Preservation Formats

The issue of recording formats

Starting with the first tape BAVC transferred, the choice of recording formats has been controversial. For example, BAVC learned that the Minnesota Historical Society, with advice from technicians at 3M, chose S-VHS as the recording format. The stock is inexpensive, the players are plentiful, and the format is stable. The S-Video standard allows for better signal integrity relative to a composite transfer.

Since the center opened, debates have continued about the best preservation format. Granted, it would be difficult to tout S-VHS as an archival format equal to Betacam SP or Digital Betacam. However, the preferred format for a technician in the independent media field may be different from those recommended by an archivist or a conservator.

The technician's question, first and foremost, is often: "Do you want to see your tape again?" A technician is concerned about the shelf life of a tape format and its ability to reproduce the image and sound of the original,. Many of BAVC's clients do not have outside funding for the project , and some are not interested in issues of conservation. At BAVC, our focus was on preserving the original tape and accepting the reality that there is no ideal format. BAVC explains options to the client, Who then makes a decision about formats.

In my opinion there are recording formats that should be avoided and others that are best for transferring obsolete tape formats.

Preferred preservation formats

The preferred formats to transfer to are SVHS, Betacam SP, Digital Betacam and D1.

? S-VHS - A composite analog format that is cheap, easy to find and provides reasonable quality. A valid choice for a budget transfer.

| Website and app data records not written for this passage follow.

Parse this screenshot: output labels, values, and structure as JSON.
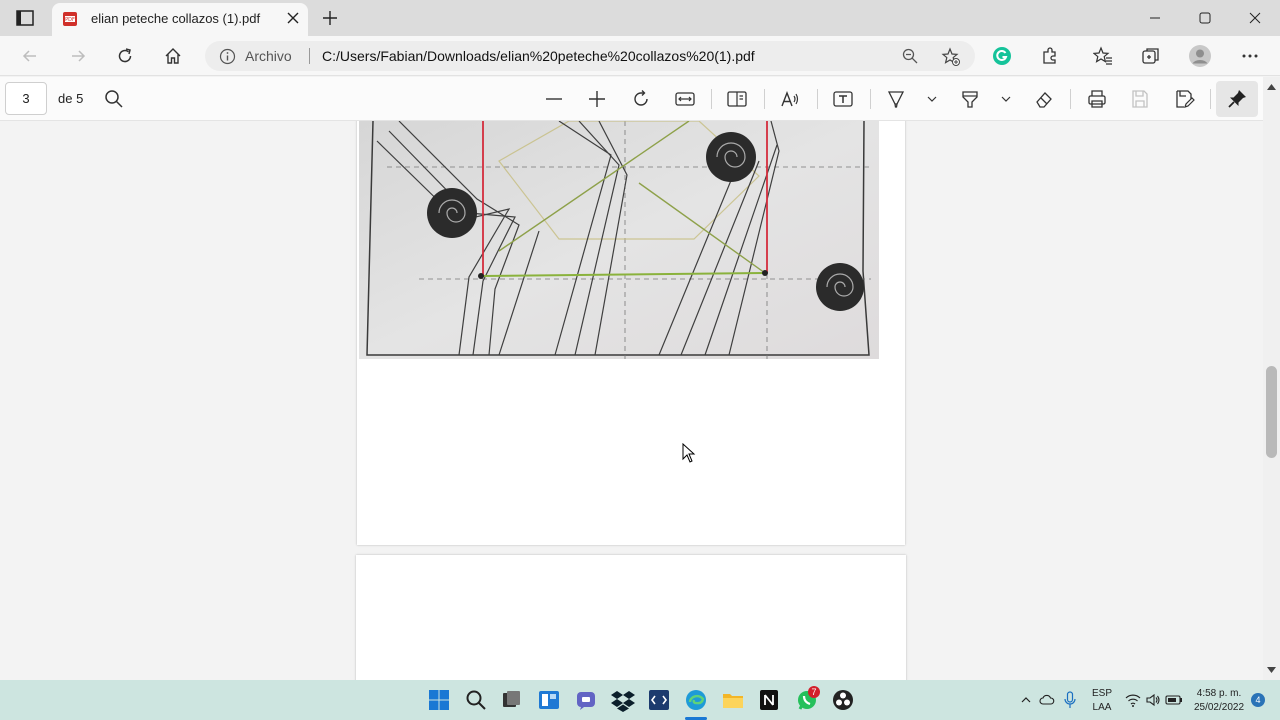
{
  "browser": {
    "tab_title": "elian peteche collazos (1).pdf",
    "address": {
      "scheme_label": "Archivo",
      "url": "C:/Users/Fabian/Downloads/elian%20peteche%20collazos%20(1).pdf"
    }
  },
  "pdf_toolbar": {
    "page_number": "3",
    "page_count_label": "de 5"
  },
  "taskbar": {
    "whatsapp_badge": "7",
    "language": "ESP",
    "layout": "LAA",
    "time": "4:58 p. m.",
    "date": "25/02/2022",
    "notification_count": "4"
  },
  "colors": {
    "accent_blue": "#0a64c8",
    "pdf_red": "#d0302a",
    "taskbar_bg": "#cde5e0",
    "drawing_red": "#d42d3d",
    "drawing_green": "#8ab23c"
  }
}
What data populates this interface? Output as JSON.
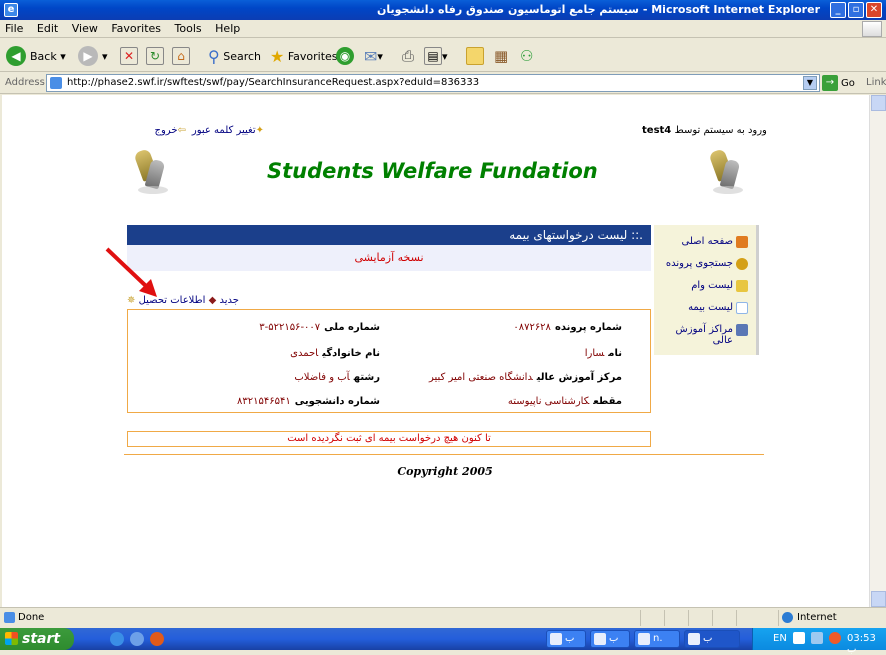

? Betacam SP - A component analog format that has become the standard in broadcast production. The video signal is actually 3 discrete signals, and these signals are even recorded separately on the tape. While Betacam SP offers the best recording quality in an analog format, it has the reputation of having more dropout than U-matic and one inch. Also, the less expensive UVW Betacam SP tape machines are much less robust than the broadcast models, and have more problems.

? Digital Betacam - The preferred recording format at BAVC is a controversial choice. Digital Betacam offers 4:2:2 component recording and is a clear market leader in the video production community. But Digital Betacam is also digital recording and has 2:1 DCT compression. While there are many arguments to "stay analog" in remastering, the reality is video production has not been all-analog in twenty years, since digital time base correctors began to be widely used. The TBC, an essential tool for recording a viewable image from 1/2" open reel, is a digital box that converts analog signals to digital and digital signals to analog.. If you use a TBC to transfer, you've already moved from analog to digital. The issue of compression is much stickier; the question really is whether DCT compression, as it is implemented on Digital Betacam, is transparent enough for the purposes of video remastering. Given the market dominance of Digital Betacam, the viewable quality of the image and its cost-efficiency, the DCT compression of Digital Betacam seems acceptable, especially considering the relative low technical quality of the original formats being transferred.

? D1 - An uncompressed digital component format. BAVC was not able to justify the expense.

Formats not recommended

In my opinion, there is a high risk when transferring tapes from obsolete formats to 8mm/Hi-8, MII, DCT, DV/Digital 8, Betacam SX or DVD.

? 8mm/ Hi-8 - These formats employ tiny tapes; engineers hate to work on such small scale machines. Hi-8 offers the same image quality as S-VHS but more dropout. It is a format that has been superseded by the small digital formats; however, there are still plenty of tape machines out there. In the future, 8mm/Hi-8 will pose challenges for preservation.

? MII - A Panasonic format that is equal Betacam SP's equal in everyway except popularity. MII tape machines are hard to find.

? DCT - Ampex's digital component format. Ahead of its time. Long gone.

? DV/Digital 8 - Both formats are designed to be cost effective digital formats. Compression is reasonable for field acquisition (5:1 DCT), formats are 4:1:1 component, with 2 chroma (1 B-Y signal, 1 R-Y) signals for 4 Y (luma) signals. Tapes and tape paths are tiny, making the machines difficult to work on and probably less reliable than the larger formats. DVCPRO 50 offers better quality but is stillvery small.

? Betacam SX - A compressed digital 4:2:0 component format that is strictly for field acquisition.

? DVD - This digital format is designed for distribution, not for remastering.

Transferring tapes to one inch, U-matic, D3/D5, D2 or Digital S is not recommended, although the risk is somewhat less than transfers to the formats listed above.
? One inch and 3/4" U-matic - Should be considered an obsolete formats for remastering. Reliable technicians, machines and parts are increasingly difficult to locate.

? D3/D5 - Panasonic's answer to Sony's D2 and D1. Great quality, But machines are difficult to locate.

? D2 - An uncompressed composite digital format that has been superseded in the marketplace by a compressed component format, Digital Betacam.

? Digital S - A digital format with the form factor of VHS and the specs of Digital Betacam. An attractive idea with a small market share.